* **WORK REQUEST**:
Set the records down again in full, with every word kept.

(Website and app data records)
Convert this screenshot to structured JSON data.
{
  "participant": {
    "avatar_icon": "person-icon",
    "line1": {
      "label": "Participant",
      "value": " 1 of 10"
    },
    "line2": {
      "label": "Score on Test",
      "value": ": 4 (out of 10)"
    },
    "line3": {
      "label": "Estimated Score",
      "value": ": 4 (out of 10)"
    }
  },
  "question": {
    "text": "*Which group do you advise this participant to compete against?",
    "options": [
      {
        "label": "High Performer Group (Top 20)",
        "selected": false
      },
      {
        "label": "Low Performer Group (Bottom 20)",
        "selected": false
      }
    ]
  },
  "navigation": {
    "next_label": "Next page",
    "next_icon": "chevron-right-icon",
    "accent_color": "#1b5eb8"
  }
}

* **TASK RESPONSE**:
Convert this screenshot to structured JSON data.
{
  "participant": {
    "avatar_icon": "person-icon",
    "line1": {
      "label": "Participant",
      "value": " 1 of 10"
    },
    "line2": {
      "label": "Score on Test",
      "value": ": 4 (out of 10)"
    },
    "line3": {
      "label": "Estimated Score",
      "value": ": 4 (out of 10)"
    }
  },
  "question": {
    "text": "*Which group do you advise this participant to compete against?",
    "options": [
      {
        "label": "High Performer Group (Top 20)",
        "selected": false
      },
      {
        "label": "Low Performer Group (Bottom 20)",
        "selected": false
      }
    ]
  },
  "navigation": {
    "next_label": "Next page",
    "next_icon": "chevron-right-icon",
    "accent_color": "#1b5eb8"
  }
}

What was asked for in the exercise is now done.